The report, however, forecasts Brent prices going up to $54 a barrel in last three months of the year, based on continued inventory draws, OPEC discipline, and the ongoing decline in output in Venezuela.
The report further added that during the recent market rally, prices moved higher because of a paring back of selling positions, rather than new buying trades entering the market.
“Fundamentals remain shaky this quarter, therefore any rally that occurs before more substantive inventory draws would be short-lived.”
Oil markets traded lower in Friday’s session, with U.S. crude remaining below $50 per barrel, restrained by rising output from the U.S. as well as producer club OPEC. Both Brent and WTI are down more than 9 percent since the start of the year and close to 20 percent over a 12-month period.
A number of analysts have predicted oil prices to go back up this year. RBC Capital Markets’ Helima Croft told CNBC earlier this week that there is very high probability Venezuela’s state oil company will default and bring about a steep jump in crude prices.
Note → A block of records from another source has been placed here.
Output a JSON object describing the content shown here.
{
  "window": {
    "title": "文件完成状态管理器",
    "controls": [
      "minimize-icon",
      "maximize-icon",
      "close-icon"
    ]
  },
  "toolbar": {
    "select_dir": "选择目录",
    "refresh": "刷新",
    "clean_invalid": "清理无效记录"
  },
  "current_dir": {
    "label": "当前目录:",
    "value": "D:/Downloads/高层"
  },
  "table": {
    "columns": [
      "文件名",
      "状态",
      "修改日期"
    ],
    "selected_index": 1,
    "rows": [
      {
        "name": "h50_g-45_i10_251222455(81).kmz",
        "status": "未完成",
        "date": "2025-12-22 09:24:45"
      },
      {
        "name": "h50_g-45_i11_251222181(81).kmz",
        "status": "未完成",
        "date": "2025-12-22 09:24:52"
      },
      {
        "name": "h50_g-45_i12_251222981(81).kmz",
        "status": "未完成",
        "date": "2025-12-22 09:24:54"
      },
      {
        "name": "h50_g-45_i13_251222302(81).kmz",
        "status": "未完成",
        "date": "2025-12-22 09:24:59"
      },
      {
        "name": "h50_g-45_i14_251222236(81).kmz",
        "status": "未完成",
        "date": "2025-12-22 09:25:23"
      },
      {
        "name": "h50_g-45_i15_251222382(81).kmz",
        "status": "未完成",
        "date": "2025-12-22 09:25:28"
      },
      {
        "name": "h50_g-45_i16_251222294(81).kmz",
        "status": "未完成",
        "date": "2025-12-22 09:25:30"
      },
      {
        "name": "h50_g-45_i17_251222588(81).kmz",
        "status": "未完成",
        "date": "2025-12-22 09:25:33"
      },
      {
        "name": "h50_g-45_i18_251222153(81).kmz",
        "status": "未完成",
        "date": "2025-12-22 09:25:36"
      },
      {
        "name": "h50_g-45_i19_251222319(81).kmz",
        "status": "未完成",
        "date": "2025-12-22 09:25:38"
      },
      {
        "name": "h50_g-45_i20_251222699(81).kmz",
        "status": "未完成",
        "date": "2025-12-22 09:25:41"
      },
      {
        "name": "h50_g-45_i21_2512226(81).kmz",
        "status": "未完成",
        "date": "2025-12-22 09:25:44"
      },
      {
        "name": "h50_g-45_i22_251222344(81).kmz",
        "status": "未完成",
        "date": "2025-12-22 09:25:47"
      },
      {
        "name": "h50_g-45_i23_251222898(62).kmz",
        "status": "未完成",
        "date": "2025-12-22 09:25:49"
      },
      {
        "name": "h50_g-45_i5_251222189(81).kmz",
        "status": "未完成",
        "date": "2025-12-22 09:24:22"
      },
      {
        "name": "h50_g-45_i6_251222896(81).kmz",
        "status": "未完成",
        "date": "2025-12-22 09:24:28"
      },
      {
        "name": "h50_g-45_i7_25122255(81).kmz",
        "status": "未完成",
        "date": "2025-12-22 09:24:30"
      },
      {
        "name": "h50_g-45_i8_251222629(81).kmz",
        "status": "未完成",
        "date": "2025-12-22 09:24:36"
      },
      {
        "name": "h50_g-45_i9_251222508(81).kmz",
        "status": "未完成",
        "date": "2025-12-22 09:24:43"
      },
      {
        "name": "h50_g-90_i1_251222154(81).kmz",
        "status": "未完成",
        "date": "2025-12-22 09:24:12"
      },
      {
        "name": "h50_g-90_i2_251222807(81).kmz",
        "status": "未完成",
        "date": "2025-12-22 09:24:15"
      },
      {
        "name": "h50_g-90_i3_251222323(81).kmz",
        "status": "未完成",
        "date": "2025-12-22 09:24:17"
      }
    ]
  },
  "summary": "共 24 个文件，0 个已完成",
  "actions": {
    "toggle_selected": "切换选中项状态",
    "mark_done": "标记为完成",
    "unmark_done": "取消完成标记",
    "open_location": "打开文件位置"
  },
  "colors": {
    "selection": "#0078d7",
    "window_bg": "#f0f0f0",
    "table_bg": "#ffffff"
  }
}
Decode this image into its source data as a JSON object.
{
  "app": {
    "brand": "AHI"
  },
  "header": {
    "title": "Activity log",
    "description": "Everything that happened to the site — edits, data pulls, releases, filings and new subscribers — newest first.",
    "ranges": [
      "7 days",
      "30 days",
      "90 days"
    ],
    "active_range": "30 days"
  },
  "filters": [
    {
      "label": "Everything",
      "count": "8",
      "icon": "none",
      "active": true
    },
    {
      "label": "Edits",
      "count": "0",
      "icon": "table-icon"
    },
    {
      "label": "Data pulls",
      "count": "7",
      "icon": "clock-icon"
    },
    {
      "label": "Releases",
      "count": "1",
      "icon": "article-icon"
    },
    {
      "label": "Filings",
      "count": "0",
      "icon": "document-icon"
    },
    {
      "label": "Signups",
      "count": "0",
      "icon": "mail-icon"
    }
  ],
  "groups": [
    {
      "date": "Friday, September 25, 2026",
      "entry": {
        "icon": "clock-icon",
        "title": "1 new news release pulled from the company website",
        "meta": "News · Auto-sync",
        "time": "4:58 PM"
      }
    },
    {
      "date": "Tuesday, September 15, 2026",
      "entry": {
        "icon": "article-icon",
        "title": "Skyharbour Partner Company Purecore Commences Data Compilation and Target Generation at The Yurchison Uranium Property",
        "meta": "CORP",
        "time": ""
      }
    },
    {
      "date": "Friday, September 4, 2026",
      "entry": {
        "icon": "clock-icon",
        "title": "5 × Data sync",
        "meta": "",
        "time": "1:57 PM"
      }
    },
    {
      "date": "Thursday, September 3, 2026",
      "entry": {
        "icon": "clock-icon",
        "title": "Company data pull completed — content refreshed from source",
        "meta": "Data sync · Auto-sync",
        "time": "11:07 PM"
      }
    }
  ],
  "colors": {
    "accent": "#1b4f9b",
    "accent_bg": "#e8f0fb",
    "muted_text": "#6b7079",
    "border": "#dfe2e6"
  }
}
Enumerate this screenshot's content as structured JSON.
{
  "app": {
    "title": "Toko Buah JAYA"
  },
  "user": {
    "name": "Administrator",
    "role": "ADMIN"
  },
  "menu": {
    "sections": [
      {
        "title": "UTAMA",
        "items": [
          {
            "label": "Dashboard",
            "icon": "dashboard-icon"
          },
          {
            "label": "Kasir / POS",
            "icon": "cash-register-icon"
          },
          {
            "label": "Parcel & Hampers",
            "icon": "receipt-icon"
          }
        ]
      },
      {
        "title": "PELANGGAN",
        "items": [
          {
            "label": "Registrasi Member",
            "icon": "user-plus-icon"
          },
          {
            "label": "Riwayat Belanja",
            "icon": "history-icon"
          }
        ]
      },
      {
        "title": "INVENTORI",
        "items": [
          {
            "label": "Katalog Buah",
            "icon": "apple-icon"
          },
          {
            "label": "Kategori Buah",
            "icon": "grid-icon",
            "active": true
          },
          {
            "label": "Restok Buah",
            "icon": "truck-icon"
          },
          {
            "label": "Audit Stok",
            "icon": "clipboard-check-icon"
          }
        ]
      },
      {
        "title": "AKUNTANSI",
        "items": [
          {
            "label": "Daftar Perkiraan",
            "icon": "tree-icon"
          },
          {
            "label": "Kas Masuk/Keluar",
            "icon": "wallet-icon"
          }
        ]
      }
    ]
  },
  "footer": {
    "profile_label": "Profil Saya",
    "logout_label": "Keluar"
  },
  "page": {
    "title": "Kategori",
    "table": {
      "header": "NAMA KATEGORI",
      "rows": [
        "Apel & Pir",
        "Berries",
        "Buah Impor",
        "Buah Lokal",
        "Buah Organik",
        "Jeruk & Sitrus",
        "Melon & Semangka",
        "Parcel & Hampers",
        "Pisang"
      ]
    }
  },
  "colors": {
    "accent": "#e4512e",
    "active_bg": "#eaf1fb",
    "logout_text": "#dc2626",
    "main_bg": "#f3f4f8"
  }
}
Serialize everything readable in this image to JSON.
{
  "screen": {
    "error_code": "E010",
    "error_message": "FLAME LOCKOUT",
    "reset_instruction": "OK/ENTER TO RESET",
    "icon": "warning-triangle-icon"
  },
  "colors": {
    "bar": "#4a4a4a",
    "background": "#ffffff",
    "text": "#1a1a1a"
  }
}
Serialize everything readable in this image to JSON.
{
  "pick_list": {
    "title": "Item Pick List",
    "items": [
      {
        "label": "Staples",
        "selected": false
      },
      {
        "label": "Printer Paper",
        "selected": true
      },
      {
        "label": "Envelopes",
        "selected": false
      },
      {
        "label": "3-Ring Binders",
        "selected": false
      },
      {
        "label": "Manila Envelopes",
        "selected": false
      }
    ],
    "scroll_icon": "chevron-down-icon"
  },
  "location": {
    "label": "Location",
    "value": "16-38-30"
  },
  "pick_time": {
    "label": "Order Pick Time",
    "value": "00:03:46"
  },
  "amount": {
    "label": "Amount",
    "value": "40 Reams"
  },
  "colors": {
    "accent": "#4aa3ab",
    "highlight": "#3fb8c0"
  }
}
“I think that’s going to be the biggest geopolitical story to watch in the oil markets,” said Croft, RBC’s global head of commodity strategy, on Tuesday’s “Trading Nation.” “The question is how fast does Venezuela fail?”
Croft expects this could be a catalyst pushing oil prices to $70 to $80 a barrel by fall.
The Trump administration imposed sanctions on Venezuela, one of the world’s top crude producers, earlier this week as political turmoil continued to cause chaos and the country runs out of cash. This was in response to Sunday’s election of a constitutional super-body that Washington has already denounced as a “sham” vote, U.S. officials told Reuters.
According to Reuters, the U.S. is still considering broader sanctions against Venezuela’s oil industry, which could hit the country’s economy that is heavily-dependent on oil.
The country’s economy is almost completely at the mercy of the oil industry as it contributes around 95 percent of the country’s exports. However, falling investments in the industry has made it less profitable and productive.
According to Barclays, in the light of the political situation in Venezuela, the market appears better prepared to cope with any loss in supply. Sanctions targeted towards Russia are also unlikely to have much of a short-term or medium-term impact.
The inventory drawdown is the main reason why Barclays expects a small upswing in prices from Q3 to Q4. “Inventory drawdowns, Venezuela, and the Asian macro backdrop will likely play a more prominent role in the remainder of the year.”